Loyalty to the school,

Loyalty that fire can’t burn,

Nor blizzards cool.”

Old Main was rededicated on April 21, 1916.

That, in many ways, has been the enduring spirit that has surrounded WT into its second century. The name, the mission, the leadership may change, but this stubborn sense of hard work and contagious optimism that settled this area in the 1880s also pulsed through the only four-year university in the Panhandle.

Few schools have undergone more name changes, but a name change always meant growth. West Texas State Teachers College became the second name in 1923, and enrollment quadrupled to more than 2,000 by 1949.

By then, the school’s degrees and disciplines had expanded far beyond teacher education, and a name needed to reflect the broader education. Thus, it became West Texas State College for the next 14 years, a time when enrollment doubled to more than 4,000.

By 1963, WT administrators convinced the state legislature the school was deserving of university status to West Texas State University. That was conferred on April 4, 1963. Governor Preston Smith spoke at a luncheon, and a nine-hour celebration included two dances, a carnival and a picnic.

Then came the mid- to late-1980s and it was like the air hissing out of a balloon. It was the bleakest time in school history.

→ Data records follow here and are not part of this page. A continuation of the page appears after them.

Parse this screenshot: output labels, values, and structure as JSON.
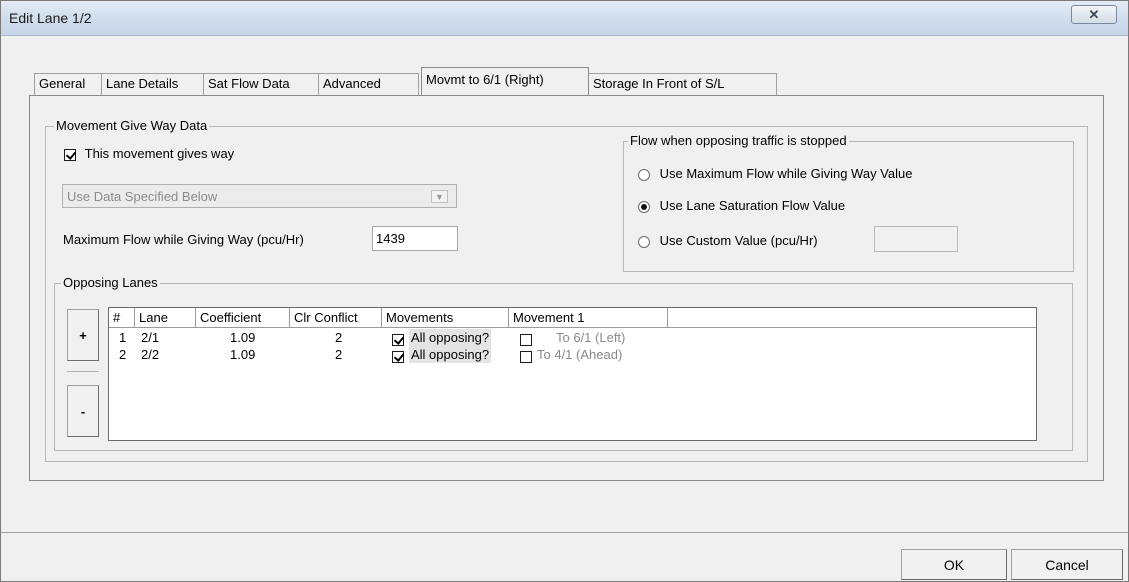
{
  "window": {
    "title": "Edit Lane 1/2",
    "close_glyph": "✕"
  },
  "tabs": [
    {
      "label": "General"
    },
    {
      "label": "Lane Details"
    },
    {
      "label": "Sat Flow Data"
    },
    {
      "label": "Advanced"
    },
    {
      "label": "Movmt to 6/1 (Right)"
    },
    {
      "label": "Storage In Front of S/L"
    }
  ],
  "give_way": {
    "legend": "Movement Give Way Data",
    "gives_way_label": "This movement gives way",
    "gives_way_checked": true,
    "data_source_value": "Use Data Specified Below",
    "max_flow_label": "Maximum Flow while Giving Way (pcu/Hr)",
    "max_flow_value": "1439"
  },
  "flow_stopped": {
    "legend": "Flow when opposing traffic is stopped",
    "options": [
      {
        "label": "Use Maximum Flow while Giving Way Value",
        "selected": false
      },
      {
        "label": "Use Lane Saturation Flow Value",
        "selected": true
      },
      {
        "label": "Use Custom Value (pcu/Hr)",
        "selected": false
      }
    ],
    "custom_value": ""
  },
  "opposing_lanes": {
    "legend": "Opposing Lanes",
    "add_label": "+",
    "remove_label": "-",
    "columns": [
      "#",
      "Lane",
      "Coefficient",
      "Clr Conflict",
      "Movements",
      "Movement 1"
    ],
    "rows": [
      {
        "num": "1",
        "lane": "2/1",
        "coefficient": "1.09",
        "clr_conflict": "2",
        "all_opposing_checked": true,
        "all_opposing_label": "All opposing?",
        "movement1_checked": false,
        "movement1_label": "To 6/1 (Left)"
      },
      {
        "num": "2",
        "lane": "2/2",
        "coefficient": "1.09",
        "clr_conflict": "2",
        "all_opposing_checked": true,
        "all_opposing_label": "All opposing?",
        "movement1_checked": false,
        "movement1_label": "To 4/1 (Ahead)"
      }
    ]
  },
  "buttons": {
    "ok": "OK",
    "cancel": "Cancel"
  }
}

WT president Dr. Ed Roach, with his autocratic management style, had alienated faculty on his mission to downsize the university from seven colleges to four in a quest to do fewer things better. The colleges of agriculture and nursing were deemphasized. The faculty ultimately issued a vote of “no confidence” in Roach.

  1. Boone Pickens, chairman of the WT board of regents, was a target of criticism as well. Roach was seen as his hand-picked president to do his bidding. There were other issues too. Unrest drifted down to students. Alumni were unhappy.

Enrollment had fallen. Donations had fallen. Morale had fallen. If WT had a brand at that time, it was an arrow pointing straight down.

It was in that toxic atmosphere that WT sought strength in numbers. It was a period in higher education when the smaller independent university was at risk. The biggest risk was going it alone in seeking state funding, a small voice being overwhelmed by larger university systems and the schools under their umbrellas.

Students were active on campus pushing for the merger with A&M. They garnered nearly 3,000 petition signatures — almost half the student body. And the presence of 30 sincere and committed students at a decisive meeting of the Coordinating Board in Austin was enough to take the politics out and put people in.

The merger with Texas A&M, until the last few years, was mainly invisible to the public. It hasn’t hurt that WT president Dr. Walter Wendler graduated from A&M and is a former chancellor of planning and system integration for the A&M system. WT is in good stead in the Aggie system.

Now, A&M has set up a cooperative program at WT in veterinary science. A&M is building the Charles W. Graham Veterinary Diagnostic Lab and the Veterinary Education, Research and Outreach complex on the Canyon campus.

But the Buffs are doing fine on their own, too. There have been $200 million in capital improvements on campus in recent years. The WT 125 plan, unveiled in 2019, means to establish WT as a regional research university on issues affecting the Texas Panhandle foremost.

What’s in a name? The school has had five of them, but one part has never changed — West Texas. While there was broad support for the merger 30 years ago, alumni and students were adamant that A&M should not erase those two words.

East Texas State had become A&M-Commerce. Texas A&I had become A&M-Kingsville. To take away West Texas would be to take away that which had stitched the university together since 1910. It would remove not just the often-overlooked region, but a tradition of a pioneering spirit that landed the school in the first place.

It remained. West Texas A&M University.

Earlier this month, there was a record enrollment of 10,169 online and classroom students. It was a 1 percent increase from 2019 and the largest in history. Remarkably, this was in the face of the COVID-19 pandemic when universities were bracing for the worst.

The Buffalo spirit lives on.

Do you know of a student, faculty member, project, an alumnus or any other story idea for “WT: The Heart and Soul of the Texas Panhandle?” If so, email Jon Mark Beilue at jbeilue@wtamu.edu.